▶ Task description: Every line of the data should be output word for word.

▶ Listed entries:
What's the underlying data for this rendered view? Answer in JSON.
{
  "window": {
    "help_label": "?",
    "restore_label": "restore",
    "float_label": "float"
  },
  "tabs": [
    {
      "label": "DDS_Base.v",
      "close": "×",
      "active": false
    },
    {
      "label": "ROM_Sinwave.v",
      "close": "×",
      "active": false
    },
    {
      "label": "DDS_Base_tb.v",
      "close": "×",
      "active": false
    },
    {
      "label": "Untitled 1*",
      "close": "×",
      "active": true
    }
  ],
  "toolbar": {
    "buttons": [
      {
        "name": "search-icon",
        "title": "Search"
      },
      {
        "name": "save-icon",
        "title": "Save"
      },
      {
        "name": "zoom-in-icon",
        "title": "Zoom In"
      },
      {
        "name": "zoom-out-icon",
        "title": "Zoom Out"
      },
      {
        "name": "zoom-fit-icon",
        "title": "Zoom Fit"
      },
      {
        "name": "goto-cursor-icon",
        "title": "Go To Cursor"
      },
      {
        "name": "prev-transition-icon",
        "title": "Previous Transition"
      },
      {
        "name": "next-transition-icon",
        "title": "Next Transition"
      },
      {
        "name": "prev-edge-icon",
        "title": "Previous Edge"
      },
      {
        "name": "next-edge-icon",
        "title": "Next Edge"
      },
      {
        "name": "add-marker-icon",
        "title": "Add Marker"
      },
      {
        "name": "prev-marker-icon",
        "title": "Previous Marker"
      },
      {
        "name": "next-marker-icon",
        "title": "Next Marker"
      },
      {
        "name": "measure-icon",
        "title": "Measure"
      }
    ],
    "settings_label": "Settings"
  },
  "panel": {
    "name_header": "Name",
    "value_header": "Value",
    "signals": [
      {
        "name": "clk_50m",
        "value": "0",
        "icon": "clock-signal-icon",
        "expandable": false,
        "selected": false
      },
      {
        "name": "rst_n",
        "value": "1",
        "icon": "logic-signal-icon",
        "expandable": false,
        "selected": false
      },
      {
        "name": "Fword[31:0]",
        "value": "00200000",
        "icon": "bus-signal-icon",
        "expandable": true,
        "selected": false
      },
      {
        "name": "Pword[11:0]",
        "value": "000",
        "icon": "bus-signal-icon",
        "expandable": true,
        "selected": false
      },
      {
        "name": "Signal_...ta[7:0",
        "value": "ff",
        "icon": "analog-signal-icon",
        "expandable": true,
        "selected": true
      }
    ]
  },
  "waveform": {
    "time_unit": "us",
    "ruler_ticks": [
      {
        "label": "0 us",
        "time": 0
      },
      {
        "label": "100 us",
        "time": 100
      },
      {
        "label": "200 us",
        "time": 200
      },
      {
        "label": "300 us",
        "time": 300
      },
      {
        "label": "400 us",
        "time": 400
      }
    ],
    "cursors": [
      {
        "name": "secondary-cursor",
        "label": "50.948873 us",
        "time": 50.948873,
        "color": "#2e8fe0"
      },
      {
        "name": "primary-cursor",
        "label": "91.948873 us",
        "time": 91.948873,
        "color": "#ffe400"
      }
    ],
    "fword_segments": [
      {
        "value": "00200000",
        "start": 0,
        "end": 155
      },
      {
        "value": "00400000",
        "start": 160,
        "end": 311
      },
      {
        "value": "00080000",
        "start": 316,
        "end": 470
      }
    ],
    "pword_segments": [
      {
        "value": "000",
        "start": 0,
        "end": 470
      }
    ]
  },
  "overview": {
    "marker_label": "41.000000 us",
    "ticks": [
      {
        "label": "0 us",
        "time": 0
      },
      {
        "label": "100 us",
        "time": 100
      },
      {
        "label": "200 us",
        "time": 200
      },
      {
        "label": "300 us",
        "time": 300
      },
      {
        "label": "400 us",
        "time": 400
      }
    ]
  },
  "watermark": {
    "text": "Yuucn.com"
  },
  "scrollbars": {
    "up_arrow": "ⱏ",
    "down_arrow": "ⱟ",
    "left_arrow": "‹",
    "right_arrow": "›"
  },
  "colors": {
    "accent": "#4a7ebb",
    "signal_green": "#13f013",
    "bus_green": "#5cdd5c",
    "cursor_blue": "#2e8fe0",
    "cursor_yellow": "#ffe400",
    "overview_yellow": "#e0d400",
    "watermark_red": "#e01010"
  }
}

▶ Result of this task:
What's the underlying data for this rendered view? Answer in JSON.
{
  "window": {
    "help_label": "?",
    "restore_label": "restore",
    "float_label": "float"
  },
  "tabs": [
    {
      "label": "DDS_Base.v",
      "close": "×",
      "active": false
    },
    {
      "label": "ROM_Sinwave.v",
      "close": "×",
      "active": false
    },
    {
      "label": "DDS_Base_tb.v",
      "close": "×",
      "active": false
    },
    {
      "label": "Untitled 1*",
      "close": "×",
      "active": true
    }
  ],
  "toolbar": {
    "buttons": [
      {
        "name": "search-icon",
        "title": "Search"
      },
      {
        "name": "save-icon",
        "title": "Save"
      },
      {
        "name": "zoom-in-icon",
        "title": "Zoom In"
      },
      {
        "name": "zoom-out-icon",
        "title": "Zoom Out"
      },
      {
        "name": "zoom-fit-icon",
        "title": "Zoom Fit"
      },
      {
        "name": "goto-cursor-icon",
        "title": "Go To Cursor"
      },
      {
        "name": "prev-transition-icon",
        "title": "Previous Transition"
      },
      {
        "name": "next-transition-icon",
        "title": "Next Transition"
      },
      {
        "name": "prev-edge-icon",
        "title": "Previous Edge"
      },
      {
        "name": "next-edge-icon",
        "title": "Next Edge"
      },
      {
        "name": "add-marker-icon",
        "title": "Add Marker"
      },
      {
        "name": "prev-marker-icon",
        "title": "Previous Marker"
      },
      {
        "name": "next-marker-icon",
        "title": "Next Marker"
      },
      {
        "name": "measure-icon",
        "title": "Measure"
      }
    ],
    "settings_label": "Settings"
  },
  "panel": {
    "name_header": "Name",
    "value_header": "Value",
    "signals": [
      {
        "name": "clk_50m",
        "value": "0",
        "icon": "clock-signal-icon",
        "expandable": false,
        "selected": false
      },
      {
        "name": "rst_n",
        "value": "1",
        "icon": "logic-signal-icon",
        "expandable": false,
        "selected": false
      },
      {
        "name": "Fword[31:0]",
        "value": "00200000",
        "icon": "bus-signal-icon",
        "expandable": true,
        "selected": false
      },
      {
        "name": "Pword[11:0]",
        "value": "000",
        "icon": "bus-signal-icon",
        "expandable": true,
        "selected": false
      },
      {
        "name": "Signal_...ta[7:0",
        "value": "ff",
        "icon": "analog-signal-icon",
        "expandable": true,
        "selected": true
      }
    ]
  },
  "waveform": {
    "time_unit": "us",
    "ruler_ticks": [
      {
        "label": "0 us",
        "time": 0
      },
      {
        "label": "100 us",
        "time": 100
      },
      {
        "label": "200 us",
        "time": 200
      },
      {
        "label": "300 us",
        "time": 300
      },
      {
        "label": "400 us",
        "time": 400
      }
    ],
    "cursors": [
      {
        "name": "secondary-cursor",
        "label": "50.948873 us",
        "time": 50.948873,
        "color": "#2e8fe0"
      },
      {
        "name": "primary-cursor",
        "label": "91.948873 us",
        "time": 91.948873,
        "color": "#ffe400"
      }
    ],
    "fword_segments": [
      {
        "value": "00200000",
        "start": 0,
        "end": 155
      },
      {
        "value": "00400000",
        "start": 160,
        "end": 311
      },
      {
        "value": "00080000",
        "start": 316,
        "end": 470
      }
    ],
    "pword_segments": [
      {
        "value": "000",
        "start": 0,
        "end": 470
      }
    ]
  },
  "overview": {
    "marker_label": "41.000000 us",
    "ticks": [
      {
        "label": "0 us",
        "time": 0
      },
      {
        "label": "100 us",
        "time": 100
      },
      {
        "label": "200 us",
        "time": 200
      },
      {
        "label": "300 us",
        "time": 300
      },
      {
        "label": "400 us",
        "time": 400
      }
    ]
  },
  "watermark": {
    "text": "Yuucn.com"
  },
  "scrollbars": {
    "up_arrow": "ⱏ",
    "down_arrow": "ⱟ",
    "left_arrow": "‹",
    "right_arrow": "›"
  },
  "colors": {
    "accent": "#4a7ebb",
    "signal_green": "#13f013",
    "bus_green": "#5cdd5c",
    "cursor_blue": "#2e8fe0",
    "cursor_yellow": "#ffe400",
    "overview_yellow": "#e0d400",
    "watermark_red": "#e01010"
  }
}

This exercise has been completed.